|International Classification||A61N5/06, A61B3/00, A61B18/18, A61B3/10|
|Cooperative Classification||A61B2018/00916, A61F9/00823, A61F2009/00897, A61B2018/2205, A61B3/0008, A61B2018/2025, A61F9/00821, A61B3/12, A61F9/008, A61F2009/00863, A61N2005/0643, A61B2019/262|
|European Classification||A61F9/008C, A61F9/008C40, A61F9/008, A61B3/12, A61B3/00B|
|Feb 12, 2007||AS||Assignment|
Owner name: OPTIMEDICA CORPORATION, CALIFORNIA
Free format text: ASSIGNMENT OF ASSIGNORS INTEREST;ASSIGNORS:ANDERSEN, DAN E.;MORDAUNT, DAVID H.;REEL/FRAME:018882/0396
Effective date: 20070206
|Aug 17, 2010||AS||Assignment|
Free format text: RELEASE BY SECURED PARTY;ASSIGNOR:TRIPLEPOINT CAPITAL LLC;REEL/FRAME:024849/0463
Owner name: OPTIMEDICA CORPORATION, CALIFORNIA
Effective date: 20100817
|Dec 16, 2010||AS||Assignment|

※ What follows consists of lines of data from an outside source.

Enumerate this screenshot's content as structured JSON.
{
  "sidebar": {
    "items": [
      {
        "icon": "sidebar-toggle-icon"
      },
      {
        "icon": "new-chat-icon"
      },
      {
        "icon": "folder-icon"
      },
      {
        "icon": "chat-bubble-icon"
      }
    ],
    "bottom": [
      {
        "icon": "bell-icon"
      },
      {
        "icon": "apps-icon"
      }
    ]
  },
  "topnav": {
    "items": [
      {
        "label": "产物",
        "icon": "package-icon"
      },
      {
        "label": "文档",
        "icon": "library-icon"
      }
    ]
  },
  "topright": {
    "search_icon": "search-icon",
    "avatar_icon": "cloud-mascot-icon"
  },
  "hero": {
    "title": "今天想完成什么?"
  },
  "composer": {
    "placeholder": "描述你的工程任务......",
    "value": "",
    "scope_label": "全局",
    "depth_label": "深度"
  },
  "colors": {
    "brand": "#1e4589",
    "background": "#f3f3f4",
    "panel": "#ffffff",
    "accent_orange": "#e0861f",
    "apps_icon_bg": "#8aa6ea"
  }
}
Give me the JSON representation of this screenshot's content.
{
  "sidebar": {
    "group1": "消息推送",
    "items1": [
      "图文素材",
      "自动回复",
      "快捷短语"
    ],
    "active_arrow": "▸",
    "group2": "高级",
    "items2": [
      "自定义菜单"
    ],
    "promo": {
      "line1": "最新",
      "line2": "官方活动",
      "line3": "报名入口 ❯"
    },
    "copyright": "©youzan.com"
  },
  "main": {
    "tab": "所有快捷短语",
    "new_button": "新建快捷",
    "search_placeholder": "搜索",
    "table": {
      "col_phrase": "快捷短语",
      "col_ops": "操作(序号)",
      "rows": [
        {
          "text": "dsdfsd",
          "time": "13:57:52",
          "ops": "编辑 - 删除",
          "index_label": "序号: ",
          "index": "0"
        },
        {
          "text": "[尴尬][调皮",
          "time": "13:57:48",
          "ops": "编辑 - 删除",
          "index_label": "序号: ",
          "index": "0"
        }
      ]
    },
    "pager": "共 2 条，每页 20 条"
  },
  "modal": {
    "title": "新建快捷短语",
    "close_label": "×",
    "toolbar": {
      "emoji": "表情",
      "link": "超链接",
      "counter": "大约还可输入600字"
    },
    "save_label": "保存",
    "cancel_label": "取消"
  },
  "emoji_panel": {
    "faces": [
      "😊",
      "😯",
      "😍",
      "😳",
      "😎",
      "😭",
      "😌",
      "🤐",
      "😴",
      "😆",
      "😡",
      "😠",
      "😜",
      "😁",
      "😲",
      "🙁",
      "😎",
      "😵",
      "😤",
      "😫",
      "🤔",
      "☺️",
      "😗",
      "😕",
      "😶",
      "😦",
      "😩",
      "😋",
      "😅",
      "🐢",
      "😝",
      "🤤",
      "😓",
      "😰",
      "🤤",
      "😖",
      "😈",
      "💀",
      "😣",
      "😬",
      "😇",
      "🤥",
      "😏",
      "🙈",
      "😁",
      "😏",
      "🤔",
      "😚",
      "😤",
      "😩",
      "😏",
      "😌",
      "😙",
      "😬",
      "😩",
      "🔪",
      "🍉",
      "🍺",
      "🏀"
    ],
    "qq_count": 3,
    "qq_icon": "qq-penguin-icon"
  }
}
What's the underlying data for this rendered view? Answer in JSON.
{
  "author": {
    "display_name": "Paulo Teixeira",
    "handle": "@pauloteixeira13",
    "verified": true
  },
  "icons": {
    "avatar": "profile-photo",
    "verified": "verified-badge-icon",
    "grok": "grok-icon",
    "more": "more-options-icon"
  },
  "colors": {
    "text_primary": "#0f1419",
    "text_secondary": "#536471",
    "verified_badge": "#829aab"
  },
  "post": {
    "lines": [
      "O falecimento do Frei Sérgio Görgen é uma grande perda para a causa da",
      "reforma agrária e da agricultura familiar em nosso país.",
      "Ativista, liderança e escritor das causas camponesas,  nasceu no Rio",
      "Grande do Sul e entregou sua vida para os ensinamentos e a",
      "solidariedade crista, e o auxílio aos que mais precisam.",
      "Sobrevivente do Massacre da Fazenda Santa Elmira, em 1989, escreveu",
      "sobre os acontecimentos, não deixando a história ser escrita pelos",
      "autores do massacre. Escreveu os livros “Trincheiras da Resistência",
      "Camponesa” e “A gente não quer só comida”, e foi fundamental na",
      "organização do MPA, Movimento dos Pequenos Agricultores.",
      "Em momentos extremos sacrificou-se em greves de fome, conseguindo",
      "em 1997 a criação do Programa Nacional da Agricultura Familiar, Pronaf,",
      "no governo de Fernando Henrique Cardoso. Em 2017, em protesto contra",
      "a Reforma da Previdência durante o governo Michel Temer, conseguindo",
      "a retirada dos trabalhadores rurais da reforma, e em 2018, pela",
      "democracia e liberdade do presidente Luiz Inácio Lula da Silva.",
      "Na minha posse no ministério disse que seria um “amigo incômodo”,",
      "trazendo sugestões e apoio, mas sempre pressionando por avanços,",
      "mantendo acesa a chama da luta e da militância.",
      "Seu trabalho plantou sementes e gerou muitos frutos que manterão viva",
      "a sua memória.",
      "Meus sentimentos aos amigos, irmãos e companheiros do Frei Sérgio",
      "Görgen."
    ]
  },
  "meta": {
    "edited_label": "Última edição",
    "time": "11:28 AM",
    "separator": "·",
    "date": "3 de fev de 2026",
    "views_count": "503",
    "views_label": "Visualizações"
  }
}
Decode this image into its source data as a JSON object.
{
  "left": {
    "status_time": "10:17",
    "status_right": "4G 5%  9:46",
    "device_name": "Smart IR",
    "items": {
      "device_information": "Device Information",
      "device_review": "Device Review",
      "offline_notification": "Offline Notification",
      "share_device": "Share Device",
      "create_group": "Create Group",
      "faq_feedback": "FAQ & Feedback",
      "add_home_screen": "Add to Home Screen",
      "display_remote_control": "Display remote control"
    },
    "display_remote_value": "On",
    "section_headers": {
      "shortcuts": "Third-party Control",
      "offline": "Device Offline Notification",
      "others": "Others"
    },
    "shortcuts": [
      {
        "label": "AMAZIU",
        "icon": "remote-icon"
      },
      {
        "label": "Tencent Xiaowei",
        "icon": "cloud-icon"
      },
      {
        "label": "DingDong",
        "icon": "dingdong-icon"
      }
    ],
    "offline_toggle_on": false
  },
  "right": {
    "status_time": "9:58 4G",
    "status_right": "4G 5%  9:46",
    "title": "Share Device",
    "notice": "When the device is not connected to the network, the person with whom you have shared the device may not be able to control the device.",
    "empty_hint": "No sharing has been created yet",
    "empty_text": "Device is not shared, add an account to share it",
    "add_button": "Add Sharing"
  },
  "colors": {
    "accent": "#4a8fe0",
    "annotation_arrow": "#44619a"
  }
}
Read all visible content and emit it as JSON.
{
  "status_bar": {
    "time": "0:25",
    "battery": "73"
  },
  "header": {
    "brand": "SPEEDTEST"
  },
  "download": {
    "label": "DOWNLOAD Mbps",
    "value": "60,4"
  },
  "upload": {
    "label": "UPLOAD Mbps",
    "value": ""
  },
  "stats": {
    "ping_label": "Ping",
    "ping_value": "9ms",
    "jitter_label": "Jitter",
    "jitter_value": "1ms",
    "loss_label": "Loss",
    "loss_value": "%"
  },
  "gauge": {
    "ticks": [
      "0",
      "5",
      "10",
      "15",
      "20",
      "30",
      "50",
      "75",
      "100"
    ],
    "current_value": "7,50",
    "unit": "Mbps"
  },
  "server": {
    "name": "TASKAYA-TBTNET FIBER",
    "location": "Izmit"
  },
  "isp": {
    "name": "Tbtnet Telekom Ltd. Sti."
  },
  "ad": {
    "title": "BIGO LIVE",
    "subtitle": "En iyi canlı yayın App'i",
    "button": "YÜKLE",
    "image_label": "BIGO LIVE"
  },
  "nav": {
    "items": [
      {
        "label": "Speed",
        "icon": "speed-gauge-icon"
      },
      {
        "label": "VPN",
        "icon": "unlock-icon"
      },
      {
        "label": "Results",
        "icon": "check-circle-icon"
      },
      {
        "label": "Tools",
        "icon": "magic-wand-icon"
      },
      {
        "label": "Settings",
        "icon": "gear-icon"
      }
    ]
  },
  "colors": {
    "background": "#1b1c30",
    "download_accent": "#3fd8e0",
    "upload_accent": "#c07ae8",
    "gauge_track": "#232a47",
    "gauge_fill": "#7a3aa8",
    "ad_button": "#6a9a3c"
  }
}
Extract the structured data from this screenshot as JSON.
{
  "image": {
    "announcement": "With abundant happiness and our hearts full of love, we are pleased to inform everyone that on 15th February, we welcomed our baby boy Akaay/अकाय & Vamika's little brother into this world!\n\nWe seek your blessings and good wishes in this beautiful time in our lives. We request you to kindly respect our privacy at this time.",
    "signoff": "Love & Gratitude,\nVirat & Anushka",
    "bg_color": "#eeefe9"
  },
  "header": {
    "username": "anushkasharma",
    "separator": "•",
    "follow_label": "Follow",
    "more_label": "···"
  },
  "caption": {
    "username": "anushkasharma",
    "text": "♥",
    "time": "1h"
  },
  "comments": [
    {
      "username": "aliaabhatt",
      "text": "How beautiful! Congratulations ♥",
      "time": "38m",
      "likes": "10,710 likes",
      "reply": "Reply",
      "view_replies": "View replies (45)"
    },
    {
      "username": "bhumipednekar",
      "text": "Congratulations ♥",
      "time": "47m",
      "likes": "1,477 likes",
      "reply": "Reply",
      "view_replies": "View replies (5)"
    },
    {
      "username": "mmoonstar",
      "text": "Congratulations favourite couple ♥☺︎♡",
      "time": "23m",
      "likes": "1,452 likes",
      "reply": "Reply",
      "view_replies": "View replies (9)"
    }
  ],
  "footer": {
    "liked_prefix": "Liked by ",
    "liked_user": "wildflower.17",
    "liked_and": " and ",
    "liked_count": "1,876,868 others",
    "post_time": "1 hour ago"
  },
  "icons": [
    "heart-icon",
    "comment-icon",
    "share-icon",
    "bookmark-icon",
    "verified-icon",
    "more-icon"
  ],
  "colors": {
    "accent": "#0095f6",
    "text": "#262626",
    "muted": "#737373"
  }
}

Owner name: TOPCON MEDICAL LASER SYSTEMS INC., CALIFORNIA
Free format text: ASSIGNMENT OF ASSIGNORS INTEREST;ASSIGNOR:OPTIMEDICA CORPORATION;REEL/FRAME:025514/0527
Effective date: 20100817